The safest thing is to just avoid the 737 Max. I usually fly Delta. They don’t have any 737 Max aircraft. Google “Southwest Airlines is going to allow people who don’t want to fly on the Boeing 737 Max to switch planes for free”. Hopefully all other airlines allow passengers to avoid the 737 Max for free as well. If passengers refuse to board the 737 Max it will go away. Chopped up for scrap. Unable to kill any more customers. Both Boeing and the FAA said the plane was safe originally and also safe after almost every other country… Read more »

Old Stick

Until the cause of the MCAS failures is known, the software update for the B737 MAX is just a work-around. Yes, the AoA probes passed erroneous data to the MCAS regulator, but why? What was wrong with the AoA probes or the data transfer between the AoA probes and electronic regulators in the aircraft? Until the actual cause of the failures is known, then the B737 MAX should not fly again. Ever since Boeing decided to produce the 737 MAX instead of waiting for the 797 to be developed, the line from production to sale and implementation of the 737… Read more »

Matthew O'Brien

Southwest is cancelling flights at a historic rate, but it is NOT flights operated by the MAX. Instead of something so simple and predictable, they are actually cancelled flights on any of their models of jets in order to free those jets to fill in another route. And they appear to be doing it the day of the scheduled flight, inconveniencing their passengers to the MAX. We had months-old tickets to fly Southwest from San Jose CA to San Diego CA to Albuquerque NM. At 3:30 AM the day of the flight, Southwest cancelled the San Jose to San Diego… Read more »

Joe Blo

What about adding the redundant sensors?

Software is not the only problem.


I suspect it will take a much longer time for customers to “trust” the MAX again, if ever. Airlines will be facing customer conflicts for some time if and when these jets get back in the air.

Ravioliollie Kaye

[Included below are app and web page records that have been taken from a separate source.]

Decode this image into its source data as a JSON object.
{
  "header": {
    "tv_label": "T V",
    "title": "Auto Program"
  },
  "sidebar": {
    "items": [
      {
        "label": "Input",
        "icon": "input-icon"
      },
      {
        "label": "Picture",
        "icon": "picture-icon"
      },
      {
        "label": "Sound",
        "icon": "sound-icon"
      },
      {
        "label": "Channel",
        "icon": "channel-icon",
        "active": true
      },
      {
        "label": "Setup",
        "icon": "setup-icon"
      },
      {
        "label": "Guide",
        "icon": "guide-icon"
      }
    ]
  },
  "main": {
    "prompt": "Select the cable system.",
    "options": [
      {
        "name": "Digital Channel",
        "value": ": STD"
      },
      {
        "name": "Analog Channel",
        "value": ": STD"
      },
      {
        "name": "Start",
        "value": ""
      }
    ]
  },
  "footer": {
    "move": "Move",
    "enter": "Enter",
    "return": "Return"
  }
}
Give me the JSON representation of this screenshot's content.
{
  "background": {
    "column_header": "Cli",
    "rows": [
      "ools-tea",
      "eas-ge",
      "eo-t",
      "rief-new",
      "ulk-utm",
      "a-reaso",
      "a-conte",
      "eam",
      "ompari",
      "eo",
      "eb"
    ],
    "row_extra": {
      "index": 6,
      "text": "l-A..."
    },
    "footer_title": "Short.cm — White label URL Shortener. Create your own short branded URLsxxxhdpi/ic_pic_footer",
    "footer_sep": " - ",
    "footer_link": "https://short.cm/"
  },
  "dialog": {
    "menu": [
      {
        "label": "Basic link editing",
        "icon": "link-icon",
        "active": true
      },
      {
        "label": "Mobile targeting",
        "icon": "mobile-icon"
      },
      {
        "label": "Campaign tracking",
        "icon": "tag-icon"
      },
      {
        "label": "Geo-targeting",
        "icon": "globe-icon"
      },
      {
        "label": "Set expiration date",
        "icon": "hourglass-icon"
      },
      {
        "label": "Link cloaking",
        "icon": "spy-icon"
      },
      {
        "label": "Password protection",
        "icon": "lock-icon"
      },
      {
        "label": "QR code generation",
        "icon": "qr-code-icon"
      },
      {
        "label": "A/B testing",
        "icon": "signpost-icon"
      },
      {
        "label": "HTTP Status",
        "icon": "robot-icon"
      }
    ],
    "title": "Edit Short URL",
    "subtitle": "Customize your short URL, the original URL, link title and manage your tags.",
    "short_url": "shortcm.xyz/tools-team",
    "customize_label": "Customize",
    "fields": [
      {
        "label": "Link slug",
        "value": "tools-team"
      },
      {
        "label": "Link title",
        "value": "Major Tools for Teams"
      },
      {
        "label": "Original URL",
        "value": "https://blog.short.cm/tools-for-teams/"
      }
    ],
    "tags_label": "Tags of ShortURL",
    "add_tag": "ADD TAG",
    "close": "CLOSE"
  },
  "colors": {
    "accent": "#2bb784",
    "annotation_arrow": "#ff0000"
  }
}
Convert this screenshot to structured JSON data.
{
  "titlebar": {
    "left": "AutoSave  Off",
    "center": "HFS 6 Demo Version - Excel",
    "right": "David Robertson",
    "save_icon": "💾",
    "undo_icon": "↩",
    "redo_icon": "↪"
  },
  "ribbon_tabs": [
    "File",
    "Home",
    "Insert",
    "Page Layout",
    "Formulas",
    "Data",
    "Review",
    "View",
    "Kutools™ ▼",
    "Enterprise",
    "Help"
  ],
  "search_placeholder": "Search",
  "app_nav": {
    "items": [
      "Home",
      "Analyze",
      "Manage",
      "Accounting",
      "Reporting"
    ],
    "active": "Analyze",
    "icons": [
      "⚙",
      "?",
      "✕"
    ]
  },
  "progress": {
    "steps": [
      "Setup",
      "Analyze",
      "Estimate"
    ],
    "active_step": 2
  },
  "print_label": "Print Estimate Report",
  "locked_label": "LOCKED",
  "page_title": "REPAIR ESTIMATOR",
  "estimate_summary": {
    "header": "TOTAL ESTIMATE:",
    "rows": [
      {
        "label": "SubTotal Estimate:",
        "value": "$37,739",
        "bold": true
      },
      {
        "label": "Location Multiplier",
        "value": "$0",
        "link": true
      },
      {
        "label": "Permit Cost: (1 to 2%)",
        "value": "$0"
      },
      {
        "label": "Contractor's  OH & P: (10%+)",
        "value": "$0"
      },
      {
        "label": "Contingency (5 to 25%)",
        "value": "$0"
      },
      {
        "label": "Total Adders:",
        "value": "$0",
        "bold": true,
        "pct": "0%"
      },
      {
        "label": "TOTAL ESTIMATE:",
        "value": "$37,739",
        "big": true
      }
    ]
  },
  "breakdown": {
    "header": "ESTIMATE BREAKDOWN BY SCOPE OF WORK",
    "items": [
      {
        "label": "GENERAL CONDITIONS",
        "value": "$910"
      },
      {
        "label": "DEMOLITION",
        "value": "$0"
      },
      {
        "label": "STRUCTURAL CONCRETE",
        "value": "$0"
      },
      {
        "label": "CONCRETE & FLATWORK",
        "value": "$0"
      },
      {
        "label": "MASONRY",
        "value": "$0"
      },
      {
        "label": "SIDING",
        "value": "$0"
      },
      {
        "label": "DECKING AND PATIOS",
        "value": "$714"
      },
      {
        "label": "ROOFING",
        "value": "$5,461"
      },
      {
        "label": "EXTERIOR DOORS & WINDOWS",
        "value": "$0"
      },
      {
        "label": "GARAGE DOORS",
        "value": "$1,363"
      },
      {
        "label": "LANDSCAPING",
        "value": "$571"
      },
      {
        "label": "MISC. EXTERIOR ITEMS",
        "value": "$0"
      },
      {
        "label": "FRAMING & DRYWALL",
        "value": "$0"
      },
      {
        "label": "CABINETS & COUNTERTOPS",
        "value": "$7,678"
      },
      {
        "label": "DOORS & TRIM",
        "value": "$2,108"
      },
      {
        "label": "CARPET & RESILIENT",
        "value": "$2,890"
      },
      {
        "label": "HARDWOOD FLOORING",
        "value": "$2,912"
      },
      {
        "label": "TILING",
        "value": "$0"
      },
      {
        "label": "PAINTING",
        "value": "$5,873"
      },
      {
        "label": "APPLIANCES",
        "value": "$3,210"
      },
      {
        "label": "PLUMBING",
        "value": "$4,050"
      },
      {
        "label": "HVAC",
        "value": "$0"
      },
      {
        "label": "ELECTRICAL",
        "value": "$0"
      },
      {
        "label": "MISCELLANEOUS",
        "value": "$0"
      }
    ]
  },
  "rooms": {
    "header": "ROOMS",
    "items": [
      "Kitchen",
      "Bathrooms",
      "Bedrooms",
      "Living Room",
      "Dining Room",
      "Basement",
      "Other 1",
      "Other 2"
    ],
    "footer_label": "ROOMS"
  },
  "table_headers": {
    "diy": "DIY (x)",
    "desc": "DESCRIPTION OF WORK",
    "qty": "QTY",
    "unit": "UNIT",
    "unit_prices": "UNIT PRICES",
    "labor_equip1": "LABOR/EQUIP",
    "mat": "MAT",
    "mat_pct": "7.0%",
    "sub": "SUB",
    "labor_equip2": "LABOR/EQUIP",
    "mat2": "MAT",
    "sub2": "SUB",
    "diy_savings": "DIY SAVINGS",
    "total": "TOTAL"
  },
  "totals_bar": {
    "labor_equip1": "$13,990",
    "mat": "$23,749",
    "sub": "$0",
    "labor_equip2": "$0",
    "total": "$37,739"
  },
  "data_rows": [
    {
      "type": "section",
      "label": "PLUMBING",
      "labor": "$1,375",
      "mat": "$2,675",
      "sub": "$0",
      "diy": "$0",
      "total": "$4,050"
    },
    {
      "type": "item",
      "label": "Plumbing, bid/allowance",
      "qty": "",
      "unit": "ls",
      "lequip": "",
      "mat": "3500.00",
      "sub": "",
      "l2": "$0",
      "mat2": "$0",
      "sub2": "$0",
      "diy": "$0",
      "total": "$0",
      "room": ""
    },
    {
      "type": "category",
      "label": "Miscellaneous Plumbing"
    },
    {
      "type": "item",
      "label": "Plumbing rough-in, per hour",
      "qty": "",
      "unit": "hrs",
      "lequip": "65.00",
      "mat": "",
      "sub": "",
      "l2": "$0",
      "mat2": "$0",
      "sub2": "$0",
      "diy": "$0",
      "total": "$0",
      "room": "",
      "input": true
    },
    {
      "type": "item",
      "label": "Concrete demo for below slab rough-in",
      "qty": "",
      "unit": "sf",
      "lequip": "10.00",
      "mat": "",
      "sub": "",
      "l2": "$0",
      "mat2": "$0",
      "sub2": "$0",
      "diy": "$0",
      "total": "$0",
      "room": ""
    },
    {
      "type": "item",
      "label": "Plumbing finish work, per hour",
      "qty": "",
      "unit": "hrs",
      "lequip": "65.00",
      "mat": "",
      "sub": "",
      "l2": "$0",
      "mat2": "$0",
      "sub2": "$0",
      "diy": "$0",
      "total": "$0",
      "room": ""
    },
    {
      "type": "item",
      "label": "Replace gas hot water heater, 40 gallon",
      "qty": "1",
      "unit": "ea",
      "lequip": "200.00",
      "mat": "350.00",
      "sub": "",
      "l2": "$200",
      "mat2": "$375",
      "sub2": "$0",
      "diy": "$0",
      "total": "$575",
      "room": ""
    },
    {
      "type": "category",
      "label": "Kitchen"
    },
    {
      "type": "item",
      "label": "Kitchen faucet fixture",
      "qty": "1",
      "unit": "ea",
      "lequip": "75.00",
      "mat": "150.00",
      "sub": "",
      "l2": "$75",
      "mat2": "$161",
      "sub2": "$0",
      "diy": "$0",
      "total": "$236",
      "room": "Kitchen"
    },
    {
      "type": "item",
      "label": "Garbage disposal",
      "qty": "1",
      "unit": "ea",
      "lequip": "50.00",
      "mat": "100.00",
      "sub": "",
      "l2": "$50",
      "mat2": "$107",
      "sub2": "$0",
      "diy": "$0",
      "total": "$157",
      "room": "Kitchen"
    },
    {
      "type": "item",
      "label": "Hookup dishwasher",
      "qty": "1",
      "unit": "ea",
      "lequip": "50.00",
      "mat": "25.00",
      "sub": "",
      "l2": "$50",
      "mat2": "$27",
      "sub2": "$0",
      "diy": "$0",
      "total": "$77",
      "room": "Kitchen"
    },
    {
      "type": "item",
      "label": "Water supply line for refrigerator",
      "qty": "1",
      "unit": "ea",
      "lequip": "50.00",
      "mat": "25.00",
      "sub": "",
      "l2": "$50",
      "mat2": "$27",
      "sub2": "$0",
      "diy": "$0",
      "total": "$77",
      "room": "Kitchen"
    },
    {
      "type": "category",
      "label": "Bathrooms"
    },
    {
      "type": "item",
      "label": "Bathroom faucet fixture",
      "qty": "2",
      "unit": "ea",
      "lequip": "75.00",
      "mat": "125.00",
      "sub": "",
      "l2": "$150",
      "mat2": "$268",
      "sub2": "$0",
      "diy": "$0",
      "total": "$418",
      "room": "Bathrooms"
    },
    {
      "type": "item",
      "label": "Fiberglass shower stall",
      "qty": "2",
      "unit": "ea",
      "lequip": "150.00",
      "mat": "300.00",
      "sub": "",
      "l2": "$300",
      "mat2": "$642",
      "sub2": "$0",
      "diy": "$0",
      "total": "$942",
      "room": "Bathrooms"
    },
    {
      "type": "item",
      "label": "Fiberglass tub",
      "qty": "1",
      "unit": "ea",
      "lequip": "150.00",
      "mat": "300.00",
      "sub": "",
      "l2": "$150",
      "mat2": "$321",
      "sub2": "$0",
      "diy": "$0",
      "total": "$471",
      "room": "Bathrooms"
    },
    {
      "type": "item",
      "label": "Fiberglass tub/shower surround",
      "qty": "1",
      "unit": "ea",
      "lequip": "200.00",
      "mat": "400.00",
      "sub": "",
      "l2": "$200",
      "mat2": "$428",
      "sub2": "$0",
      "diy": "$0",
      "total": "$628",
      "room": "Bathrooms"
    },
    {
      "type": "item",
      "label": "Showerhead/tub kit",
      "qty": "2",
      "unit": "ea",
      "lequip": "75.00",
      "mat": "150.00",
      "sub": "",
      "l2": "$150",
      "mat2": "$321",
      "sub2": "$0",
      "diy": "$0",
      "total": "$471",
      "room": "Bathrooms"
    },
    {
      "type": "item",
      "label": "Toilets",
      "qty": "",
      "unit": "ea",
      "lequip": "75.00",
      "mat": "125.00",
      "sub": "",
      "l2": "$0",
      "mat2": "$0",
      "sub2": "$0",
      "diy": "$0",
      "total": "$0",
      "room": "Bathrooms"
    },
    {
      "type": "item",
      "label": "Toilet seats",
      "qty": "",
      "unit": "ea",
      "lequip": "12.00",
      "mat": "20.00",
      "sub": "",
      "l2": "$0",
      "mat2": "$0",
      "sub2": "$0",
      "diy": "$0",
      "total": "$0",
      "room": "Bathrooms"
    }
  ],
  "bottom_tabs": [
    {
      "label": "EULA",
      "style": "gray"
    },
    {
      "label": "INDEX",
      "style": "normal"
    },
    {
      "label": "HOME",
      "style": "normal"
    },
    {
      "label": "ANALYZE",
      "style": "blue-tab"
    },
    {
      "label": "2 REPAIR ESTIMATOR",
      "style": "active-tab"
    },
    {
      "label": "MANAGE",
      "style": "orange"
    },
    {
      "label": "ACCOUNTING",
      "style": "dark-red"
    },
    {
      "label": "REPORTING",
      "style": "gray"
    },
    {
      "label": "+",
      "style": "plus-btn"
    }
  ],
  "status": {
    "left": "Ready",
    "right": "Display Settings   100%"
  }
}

It is very easy to see the neglect on Boeing’s part. No product to compete with AB. Completely change the flight characteristics and then uh oh, after realizing this blunder fabricate a rush to market of the MCAS device. Failure to notify all airlines about this band aid killed over 350 people. I for one will never ever step onto a MAX regardless of the outcome. Criminal charges should be levied against the Boeing top management for this outrageous cover up.